Second, I have recently converted to veganism. I am hard core, so even if I did cook I would not eat fish, squid or the big, black worm. They were never to my taste anyway.
Having said that, it should be clear that what follows is not a recipe and I am not entering this contest. I do not feel comfortable putting you, Miss Ginsburg, in a position to judge me in a field of rivals. You know very well I would kill the competition – metaphorically.
Rather than a recipe, what I am sharing is a family memory. I read it in a copy of the Olde Farmer’s Almanac I found while idly passing time at the train station last Sunday.
The story was one of those feel good pieces readers send in because they think others care about their lives. Usually they are mundane little ho-hums but this one was different. An old lady was recalling her childhood in New Babbage and how she and her mother used to pick fresh cinderberries from hedges that grew wild along the edge of Coronet Gardens.
The dear mother would then take those bruise-coloured berries and inspect each one. You can’t have overripe berries going into anything children might ingest. Each berry, she said, should be a blending of pale gray and deep plum and it should be firm enough that the skin splits to the press of a thumbnail.
The mother put about a gallon of berries in a large pot with some apple cider, lemon juice, cloves, cane sugar and diced pears. She’d simmer them covered and on a very low heat until the whole house was redolent with the heady scent and the berries all popped. The pot of berry sauce would then be cooled and served as a condiment – ideally with poultry or mutton.
Miss Ginsburg, as I said, I do not cook – but for you I would cook the finest meal and serve it with this cinderberry sauce. Just send word via urchin to the train station. I am spending my time there for a few weeks because my apartment is being renovated.
If you would rather not sample my sauce then feel free to append this recipe (but not a real recipe) to the entry from that illiterate hillbilly from Dairy. I noticed he forgot to add cinderberries to his Wiggs Dinner.
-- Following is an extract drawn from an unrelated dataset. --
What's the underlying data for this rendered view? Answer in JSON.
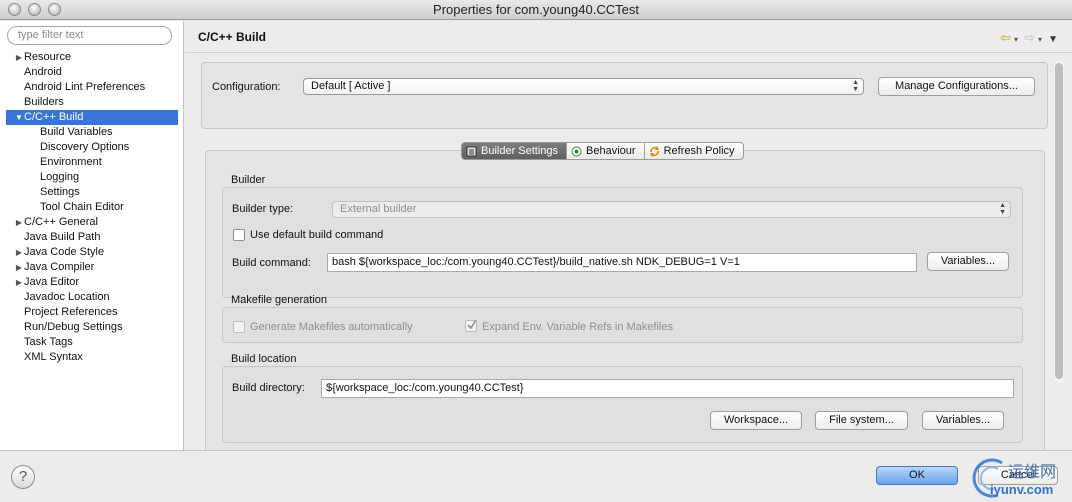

Sincerely, your humble servant,
Dammit! This here contest be rigged. Cinderberries only grow around New Babbage. How the hell am I supposed ta reliably get me hands on cinderberries when my only source from the city be that chronic silver-hair and his skinny squire side-kick?
Mr. Petharic, I’m sure you would prepare the best vegan meal an assassin is capable of preparing, and perhaps I would join you if it weren’t for the fact that you’ve been attempting to kill Emerson for so many years. That does put a bit of a crimp in our relationship.
Even though this isn’t a real entry for an entree I will still give it a try. It’s too bad you’re a vegan now…I’ll bet a bit of this sauce on bread would be well complemented by a tall, frosty glass of fresh buttermilk with a dollop of sweet clover honey…
Hah! You don’t cook and you’ve decided to become a vegan? You’re going to starve if you stay in this city.
*breaks into a smile*
And now that I think about it, that is the best news I’ve heard for months.
Where others starve I thrive, Ms. Sharp, my body is a temple and I am the high priest.
Well…you’re high, anyway.
You’ve been after Lighthouse for too long.
You are starting to irritate me.
Starting? Good to see you’re out of that coma…